Men may struggle with mental health issues including depression, suicidal thinking, and addictions, but they are far less likely to seek help than are women. This may be partially because men can often brush off or bottle up difficult emotions rather than process them. Another reason may be some men’s tendency to view discussion about therapy and mental health as a way to take away their masculinity. But in the same way masculinity may take many forms, the language we use to discuss mental health can also shift to engage a diverse range of people.

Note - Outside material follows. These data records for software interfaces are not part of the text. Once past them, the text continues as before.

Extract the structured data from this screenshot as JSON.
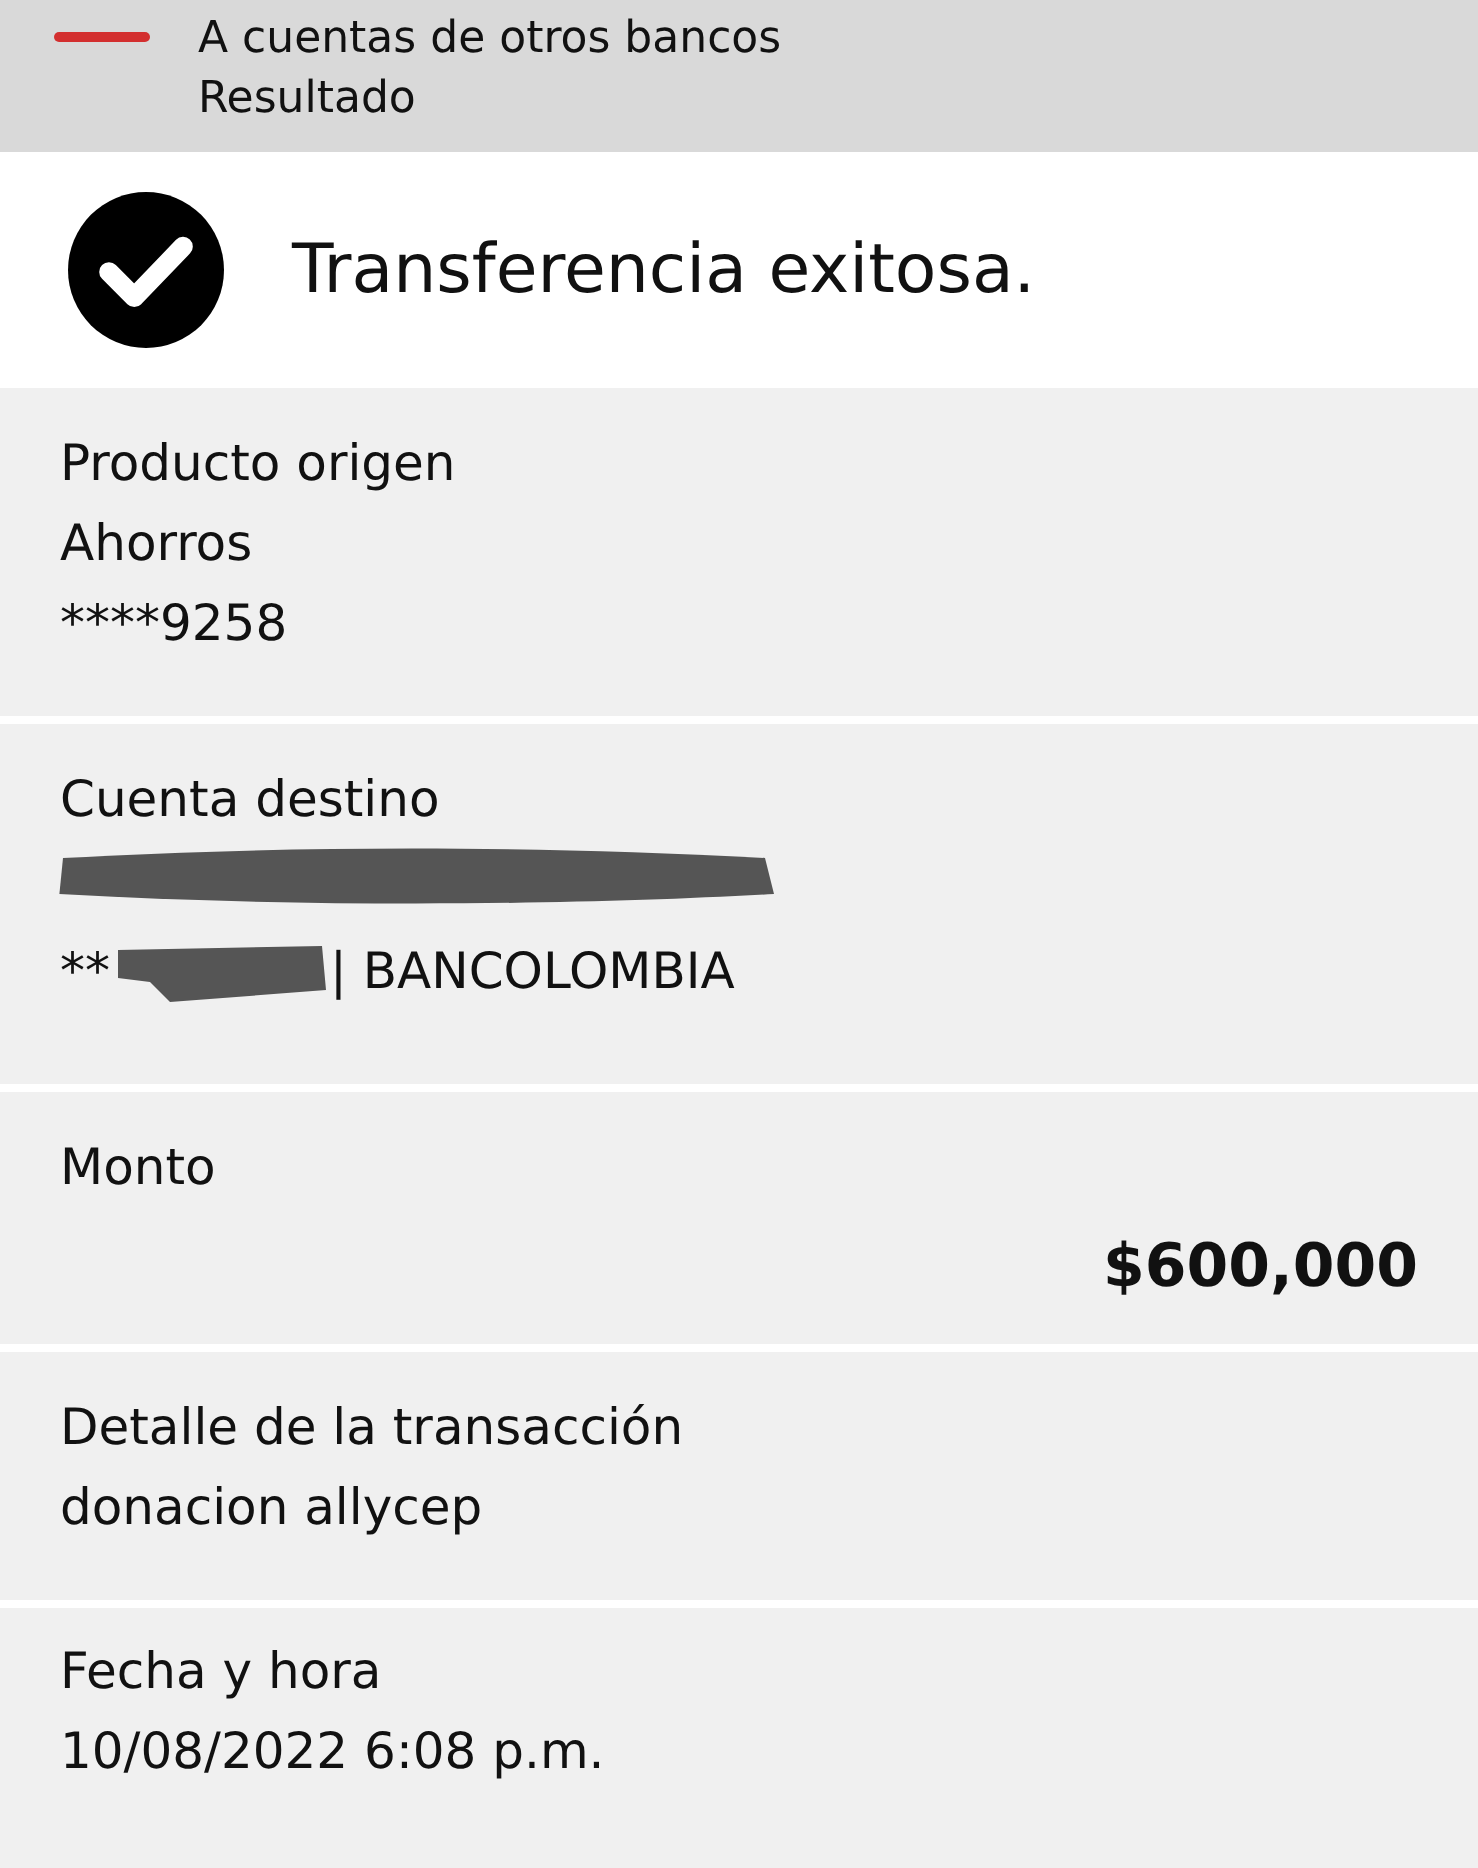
{
  "header": {
    "title": "A cuentas de otros bancos",
    "subtitle": "Resultado"
  },
  "status": {
    "kind": "success",
    "message": "Transferencia exitosa."
  },
  "sections": [
    {
      "kind": "lines",
      "label": "Producto origen",
      "lines": [
        "Ahorros",
        "****9258"
      ]
    },
    {
      "kind": "account",
      "label": "Cuenta destino",
      "prefix": "**",
      "bank": "| BANCOLOMBIA"
    },
    {
      "kind": "amount",
      "label": "Monto",
      "amount": "$600,000"
    },
    {
      "kind": "lines",
      "label": "Detalle de la transacción",
      "lines": [
        "donacion allycep"
      ]
    },
    {
      "kind": "lines",
      "label": "Fecha y hora",
      "lines": [
        "10/08/2022 6:08 p.m."
      ]
    }
  ]
}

Working with a therapist who uses a goal-oriented approach and who places therapeutic goals in the context of creating a better quality of life may help some men see the value in doing just that.